As I was reading your post I was thinking to myself that 'wow, it sounds like he's describing me!' I, too, am a bigger guy, side sleeper, and I hate having my feet hot (or even too warm). Unfortunately, wishing for more space and the ability to dump heat in a sleeping bag puts us in the extreme minority...in fact, you could say that sleeping bag manufacturers are doing their best to achieve the opposite of that! I know that NEMO has bags with venting options but I am not aware that any are in the footbox.
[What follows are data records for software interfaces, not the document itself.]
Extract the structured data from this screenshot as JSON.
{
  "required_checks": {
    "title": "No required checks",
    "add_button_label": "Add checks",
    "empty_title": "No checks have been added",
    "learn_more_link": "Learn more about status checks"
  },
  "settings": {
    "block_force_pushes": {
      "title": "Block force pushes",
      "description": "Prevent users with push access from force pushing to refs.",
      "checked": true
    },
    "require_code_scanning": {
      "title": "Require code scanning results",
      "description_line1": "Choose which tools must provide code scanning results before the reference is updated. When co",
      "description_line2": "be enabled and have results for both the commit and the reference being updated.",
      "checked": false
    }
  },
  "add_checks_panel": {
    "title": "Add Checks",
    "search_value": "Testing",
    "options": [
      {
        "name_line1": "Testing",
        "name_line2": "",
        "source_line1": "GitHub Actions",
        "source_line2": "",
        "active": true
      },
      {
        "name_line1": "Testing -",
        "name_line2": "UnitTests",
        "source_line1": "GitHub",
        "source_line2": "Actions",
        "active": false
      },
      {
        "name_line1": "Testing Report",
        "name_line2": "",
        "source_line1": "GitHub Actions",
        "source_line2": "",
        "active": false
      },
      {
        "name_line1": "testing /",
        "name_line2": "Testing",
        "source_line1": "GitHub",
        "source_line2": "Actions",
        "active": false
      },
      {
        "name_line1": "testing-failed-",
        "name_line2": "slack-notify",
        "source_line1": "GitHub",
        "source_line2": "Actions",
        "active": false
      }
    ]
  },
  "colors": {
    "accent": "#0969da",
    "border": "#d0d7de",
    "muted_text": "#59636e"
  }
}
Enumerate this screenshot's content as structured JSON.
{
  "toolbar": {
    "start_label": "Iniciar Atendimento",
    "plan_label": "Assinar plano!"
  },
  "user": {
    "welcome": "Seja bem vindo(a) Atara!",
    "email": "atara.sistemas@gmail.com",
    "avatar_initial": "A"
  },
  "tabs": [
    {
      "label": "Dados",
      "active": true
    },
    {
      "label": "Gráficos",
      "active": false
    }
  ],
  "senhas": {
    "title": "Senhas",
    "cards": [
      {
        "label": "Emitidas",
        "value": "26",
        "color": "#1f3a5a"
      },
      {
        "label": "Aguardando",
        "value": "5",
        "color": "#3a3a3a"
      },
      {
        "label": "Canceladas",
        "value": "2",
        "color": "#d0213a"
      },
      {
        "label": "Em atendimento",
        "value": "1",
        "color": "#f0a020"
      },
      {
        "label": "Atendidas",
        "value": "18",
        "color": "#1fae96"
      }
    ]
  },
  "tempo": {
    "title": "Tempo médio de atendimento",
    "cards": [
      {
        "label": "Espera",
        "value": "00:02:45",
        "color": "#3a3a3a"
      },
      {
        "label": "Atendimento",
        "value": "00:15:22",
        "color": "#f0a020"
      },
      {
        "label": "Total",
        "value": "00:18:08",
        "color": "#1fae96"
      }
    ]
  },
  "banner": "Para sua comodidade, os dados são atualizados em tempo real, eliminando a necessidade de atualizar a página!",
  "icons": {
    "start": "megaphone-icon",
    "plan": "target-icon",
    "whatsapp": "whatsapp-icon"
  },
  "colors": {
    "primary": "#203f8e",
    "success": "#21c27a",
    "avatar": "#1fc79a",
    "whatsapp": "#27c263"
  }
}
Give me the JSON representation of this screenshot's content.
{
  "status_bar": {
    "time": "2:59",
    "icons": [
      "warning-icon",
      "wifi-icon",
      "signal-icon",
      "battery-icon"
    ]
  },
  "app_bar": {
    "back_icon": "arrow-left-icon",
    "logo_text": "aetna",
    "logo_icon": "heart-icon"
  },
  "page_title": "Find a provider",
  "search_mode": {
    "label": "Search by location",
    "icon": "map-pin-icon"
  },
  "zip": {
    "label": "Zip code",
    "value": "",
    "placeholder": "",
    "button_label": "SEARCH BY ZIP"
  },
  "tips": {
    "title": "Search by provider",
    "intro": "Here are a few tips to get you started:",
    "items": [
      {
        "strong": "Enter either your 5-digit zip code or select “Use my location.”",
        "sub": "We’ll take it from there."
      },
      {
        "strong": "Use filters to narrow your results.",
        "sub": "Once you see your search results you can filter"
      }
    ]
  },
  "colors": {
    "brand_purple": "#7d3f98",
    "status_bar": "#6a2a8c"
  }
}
That being said, there are a couple of options that I have tried that may or may not work for you depending on what kind of sleeping bag you need for your adventures.

Because I live in Alaska and even a trip in the summer might result in below freezing temperatures and snow I use an REI Co-op Igneo 17 sleeping bag. I chose it for it's weight (under 3 pounds), temperature rating (I run warm enough I can push this bag down to zero and be comfortable), and, most importantly, it's one of the few sleeping bags that comes in a wide (68" glorious inches of shoulder girth). That allows me to move around and get comfortable on my side, which I prefer. I find that if I unzip the bottom of the zipper I can get my feet out of the bag and the footbox rests on them kind of like a quilt would. If it's cold I can put on wool socks and still be comfortable. If its colder than that I pull them in the bag, zip it closed, and I'm good to go.

Because I run so warm and like to have my feet out I am considering a backpacking quilt set up sometime in the future. I like the versatility of it and I think I'd be able to regulate my temperature better. It might be worth considering for you as well.

Lastly, I encourage you to check out some Big Agnes sleeping bags. For many years I used a Big Agnes Encampment sleeping bag and loved it! The zipper runs all the way to the end of the bag so it is easy to open and vent your footbox. Additionally Big Agnes bags are the roomiest bags I've ever slept in and their system by which they attach to the sleeping pad makes it super comfortable to roll over and not have your sleeping bag roll with you and make you feel like you're wrestling the kraken. Depending on what kind of sleeping bag you're looking for I know that a lot of sleep sacks designed for hosteling and traveling have zippers that run down below the feet so if you're looking for something that isn't too warm that might be an option.

I hope this helps, best of luck on all your adventures!

John

At REI, we believe time outside is fundamental to a life well lived.
0 Likes

Thanks, John. Very helpful. I'll follow your advice and look into what you've suggested.